**TASK DIRECTIONS:** Leaving the pictures aside, repeat the entries exactly.

**AVAILABLE DATA:**

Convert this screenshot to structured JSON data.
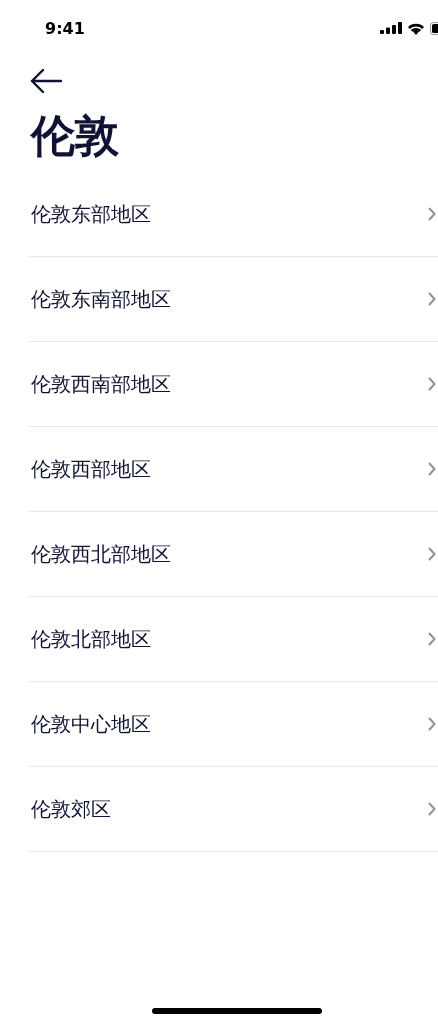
{
  "status_bar": {
    "time": "9:41"
  },
  "title": "伦敦",
  "items": [
    {
      "label": "伦敦东部地区"
    },
    {
      "label": "伦敦东南部地区"
    },
    {
      "label": "伦敦西南部地区"
    },
    {
      "label": "伦敦西部地区"
    },
    {
      "label": "伦敦西北部地区"
    },
    {
      "label": "伦敦北部地区"
    },
    {
      "label": "伦敦中心地区"
    },
    {
      "label": "伦敦郊区"
    }
  ]
}
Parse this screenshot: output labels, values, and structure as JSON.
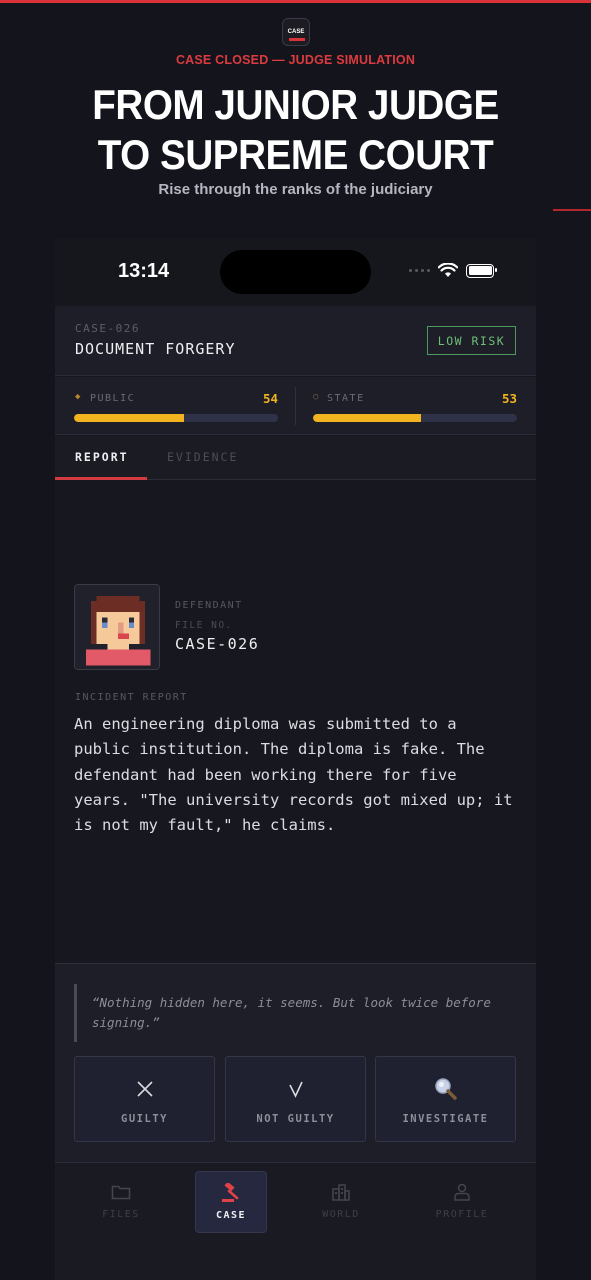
{
  "promo": {
    "kicker": "CASE CLOSED — JUDGE SIMULATION",
    "title_line1": "FROM JUNIOR JUDGE",
    "title_line2": "TO SUPREME COURT",
    "subtitle": "Rise through the ranks of the judiciary",
    "logo_text": "CASE"
  },
  "status_bar": {
    "time": "13:14",
    "icons": [
      "signal-icon",
      "wifi-icon",
      "battery-icon"
    ]
  },
  "case": {
    "id_label": "CASE-026",
    "title": "DOCUMENT FORGERY",
    "risk_badge": "LOW RISK",
    "risk_color": "#4e9a5c"
  },
  "meters": {
    "public": {
      "label": "PUBLIC",
      "value": "54",
      "fraction": 0.54,
      "icon": "diamond-icon"
    },
    "state": {
      "label": "STATE",
      "value": "53",
      "fraction": 0.53,
      "icon": "circle-icon"
    },
    "fill_color": "#f2b320"
  },
  "tabs": [
    {
      "label": "REPORT",
      "active": true
    },
    {
      "label": "EVIDENCE",
      "active": false
    }
  ],
  "defendant": {
    "label": "DEFENDANT",
    "file_label": "FILE NO.",
    "file_no": "CASE-026"
  },
  "incident": {
    "label": "INCIDENT REPORT",
    "text": "An engineering diploma was submitted to a public institution. The diploma is fake. The defendant had been working there for five years. \"The university records got mixed up; it is not my fault,\" he claims."
  },
  "quote": "“Nothing hidden here, it seems. But look twice before signing.”",
  "actions": [
    {
      "label": "GUILTY",
      "icon": "×"
    },
    {
      "label": "NOT GUILTY",
      "icon": "√"
    },
    {
      "label": "INVESTIGATE",
      "icon": "magnifier-icon"
    }
  ],
  "nav": [
    {
      "label": "FILES",
      "icon": "folder-icon",
      "active": false
    },
    {
      "label": "CASE",
      "icon": "gavel-icon",
      "active": true
    },
    {
      "label": "WORLD",
      "icon": "buildings-icon",
      "active": false
    },
    {
      "label": "PROFILE",
      "icon": "person-icon",
      "active": false
    }
  ],
  "colors": {
    "accent": "#d9333a",
    "background": "#13141c",
    "gold": "#f2b320"
  }
}
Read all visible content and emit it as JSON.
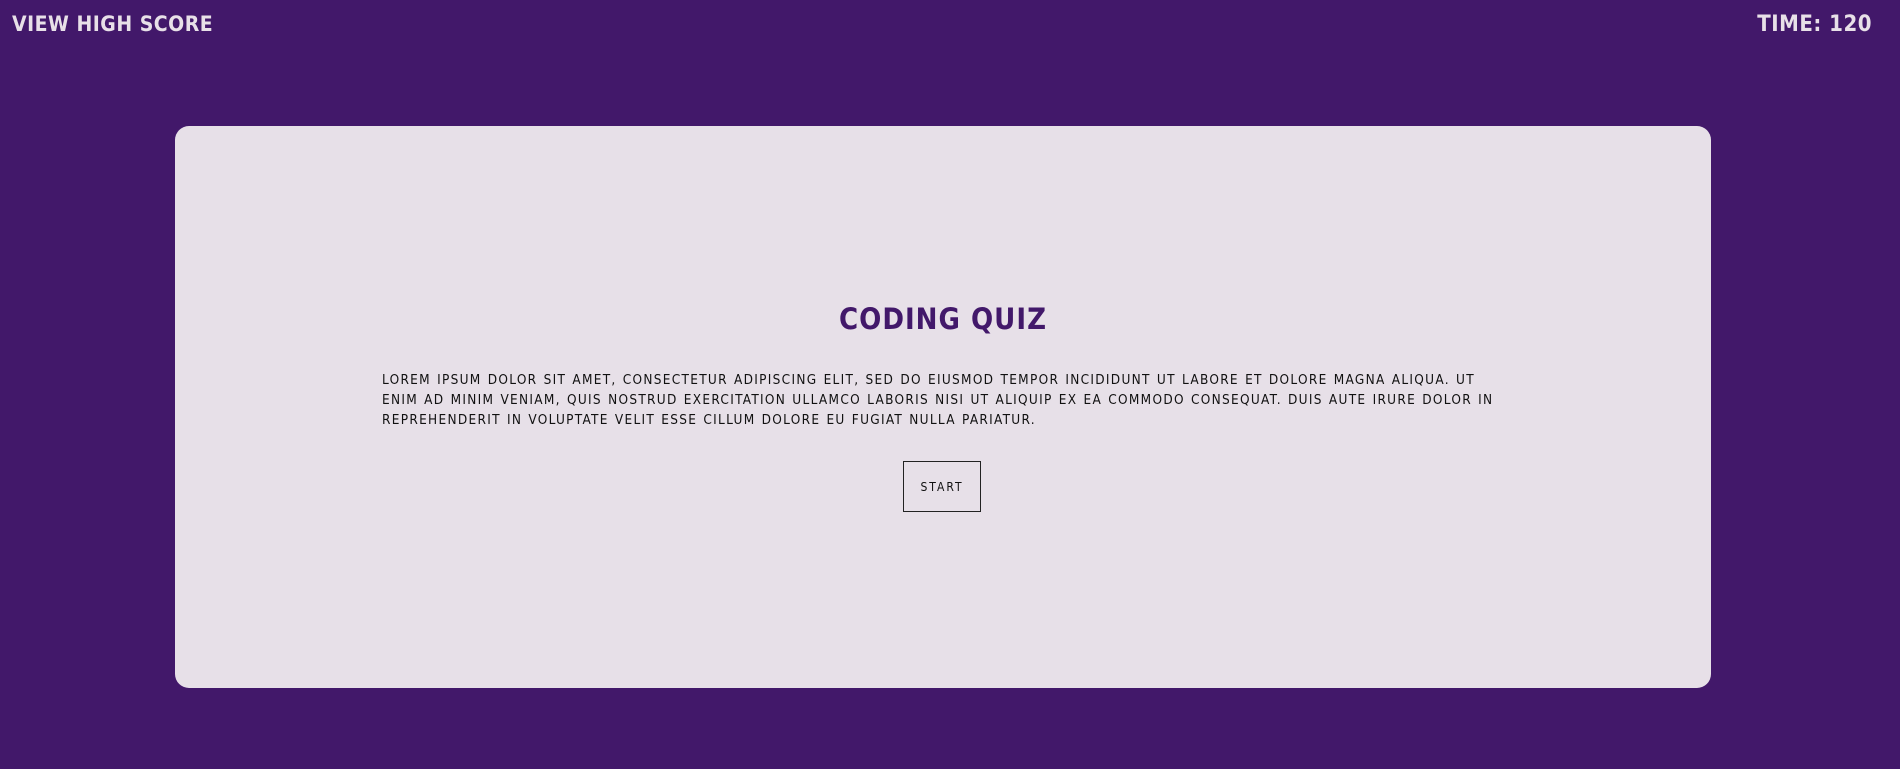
{
  "header": {
    "high_score_label": "VIEW HIGH SCORE",
    "timer_label": "TIME: 120"
  },
  "quiz": {
    "title": "CODING QUIZ",
    "description": "LOREM IPSUM DOLOR SIT AMET, CONSECTETUR ADIPISCING ELIT, SED DO EIUSMOD TEMPOR INCIDIDUNT UT LABORE ET DOLORE MAGNA ALIQUA. UT ENIM AD MINIM VENIAM, QUIS NOSTRUD EXERCITATION ULLAMCO LABORIS NISI UT ALIQUIP EX EA COMMODO CONSEQUAT. DUIS AUTE IRURE DOLOR IN REPREHENDERIT IN VOLUPTATE VELIT ESSE CILLUM DOLORE EU FUGIAT NULLA PARIATUR.",
    "start_label": "START"
  },
  "colors": {
    "background": "#42186a",
    "card": "#e7e0e8",
    "accent_text": "#42186a",
    "header_text": "#e8e0e8"
  }
}
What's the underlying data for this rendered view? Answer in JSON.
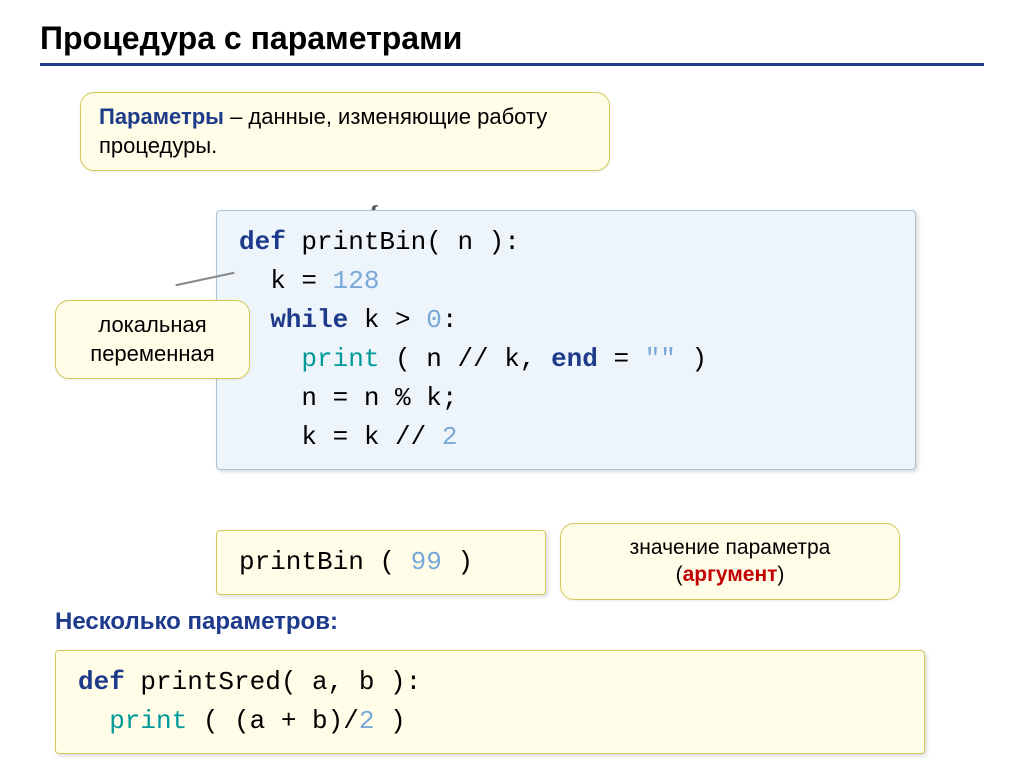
{
  "title": "Процедура с параметрами",
  "callouts": {
    "params_key": "Параметры",
    "params_rest": " – данные, изменяющие работу процедуры.",
    "local_var": "локальная переменная",
    "arg_line1": "значение параметра",
    "arg_key": "аргумент"
  },
  "code": {
    "main": {
      "l1a": "def",
      "l1b": " printBin( n ):",
      "l2a": "  k = ",
      "l2b": "128",
      "l3a": "  while",
      "l3b": " k > ",
      "l3c": "0",
      "l3d": ":",
      "l4a": "    print",
      "l4b": " ( n // k, ",
      "l4c": "end",
      "l4d": " = ",
      "l4e": "\"\"",
      "l4f": " )",
      "l5": "    n = n % k;",
      "l6a": "    k = k // ",
      "l6b": "2"
    },
    "call": {
      "a": "printBin ( ",
      "b": "99",
      "c": " )"
    },
    "sred": {
      "l1a": "def",
      "l1b": " printSred( a, b ):",
      "l2a": "  print",
      "l2b": " ( (a + b)/",
      "l2c": "2",
      "l2d": " )"
    }
  },
  "subtitle": "Несколько параметров:"
}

**YOUR SOLUTION:**
Convert this screenshot to structured JSON data.
{
  "status_bar": {
    "time": "9:41"
  },
  "title": "伦敦",
  "items": [
    {
      "label": "伦敦东部地区"
    },
    {
      "label": "伦敦东南部地区"
    },
    {
      "label": "伦敦西南部地区"
    },
    {
      "label": "伦敦西部地区"
    },
    {
      "label": "伦敦西北部地区"
    },
    {
      "label": "伦敦北部地区"
    },
    {
      "label": "伦敦中心地区"
    },
    {
      "label": "伦敦郊区"
    }
  ]
}
Parse this screenshot: output labels, values, and structure as JSON.
{
  "promo": {
    "kicker": "CASE CLOSED — JUDGE SIMULATION",
    "title_line1": "FROM JUNIOR JUDGE",
    "title_line2": "TO SUPREME COURT",
    "subtitle": "Rise through the ranks of the judiciary",
    "logo_text": "CASE"
  },
  "status_bar": {
    "time": "13:14",
    "icons": [
      "signal-icon",
      "wifi-icon",
      "battery-icon"
    ]
  },
  "case": {
    "id_label": "CASE-026",
    "title": "DOCUMENT FORGERY",
    "risk_badge": "LOW RISK",
    "risk_color": "#4e9a5c"
  },
  "meters": {
    "public": {
      "label": "PUBLIC",
      "value": "54",
      "fraction": 0.54,
      "icon": "diamond-icon"
    },
    "state": {
      "label": "STATE",
      "value": "53",
      "fraction": 0.53,
      "icon": "circle-icon"
    },
    "fill_color": "#f2b320"
  },
  "tabs": [
    {
      "label": "REPORT",
      "active": true
    },
    {
      "label": "EVIDENCE",
      "active": false
    }
  ],
  "defendant": {
    "label": "DEFENDANT",
    "file_label": "FILE NO.",
    "file_no": "CASE-026"
  },
  "incident": {
    "label": "INCIDENT REPORT",
    "text": "An engineering diploma was submitted to a public institution. The diploma is fake. The defendant had been working there for five years. \"The university records got mixed up; it is not my fault,\" he claims."
  },
  "quote": "“Nothing hidden here, it seems. But look twice before signing.”",
  "actions": [
    {
      "label": "GUILTY",
      "icon": "×"
    },
    {
      "label": "NOT GUILTY",
      "icon": "√"
    },
    {
      "label": "INVESTIGATE",
      "icon": "magnifier-icon"
    }
  ],
  "nav": [
    {
      "label": "FILES",
      "icon": "folder-icon",
      "active": false
    },
    {
      "label": "CASE",
      "icon": "gavel-icon",
      "active": true
    },
    {
      "label": "WORLD",
      "icon": "buildings-icon",
      "active": false
    },
    {
      "label": "PROFILE",
      "icon": "person-icon",
      "active": false
    }
  ],
  "colors": {
    "accent": "#d9333a",
    "background": "#13141c",
    "gold": "#f2b320"
  }
}
Read all visible content and emit it as JSON.
{
  "header": {
    "high_score_label": "VIEW HIGH SCORE",
    "timer_label": "TIME: 120"
  },
  "quiz": {
    "title": "CODING QUIZ",
    "description": "LOREM IPSUM DOLOR SIT AMET, CONSECTETUR ADIPISCING ELIT, SED DO EIUSMOD TEMPOR INCIDIDUNT UT LABORE ET DOLORE MAGNA ALIQUA. UT ENIM AD MINIM VENIAM, QUIS NOSTRUD EXERCITATION ULLAMCO LABORIS NISI UT ALIQUIP EX EA COMMODO CONSEQUAT. DUIS AUTE IRURE DOLOR IN REPREHENDERIT IN VOLUPTATE VELIT ESSE CILLUM DOLORE EU FUGIAT NULLA PARIATUR.",
    "start_label": "START"
  },
  "colors": {
    "background": "#42186a",
    "card": "#e7e0e8",
    "accent_text": "#42186a",
    "header_text": "#e8e0e8"
  }
}
What's the underlying data for this rendered view? Answer in JSON.
{
  "title": "Процедура с параметрами",
  "callouts": {
    "params_key": "Параметры",
    "params_rest": " – данные, изменяющие работу процедуры.",
    "local_var": "локальная переменная",
    "arg_line1": "значение параметра",
    "arg_key": "аргумент"
  },
  "code": {
    "main": {
      "l1a": "def",
      "l1b": " printBin( n ):",
      "l2a": "  k = ",
      "l2b": "128",
      "l3a": "  while",
      "l3b": " k > ",
      "l3c": "0",
      "l3d": ":",
      "l4a": "    print",
      "l4b": " ( n // k, ",
      "l4c": "end",
      "l4d": " = ",
      "l4e": "\"\"",
      "l4f": " )",
      "l5": "    n = n % k;",
      "l6a": "    k = k // ",
      "l6b": "2"
    },
    "call": {
      "a": "printBin ( ",
      "b": "99",
      "c": " )"
    },
    "sred": {
      "l1a": "def",
      "l1b": " printSred( a, b ):",
      "l2a": "  print",
      "l2b": " ( (a + b)/",
      "l2c": "2",
      "l2d": " )"
    }
  },
  "subtitle": "Несколько параметров:"
}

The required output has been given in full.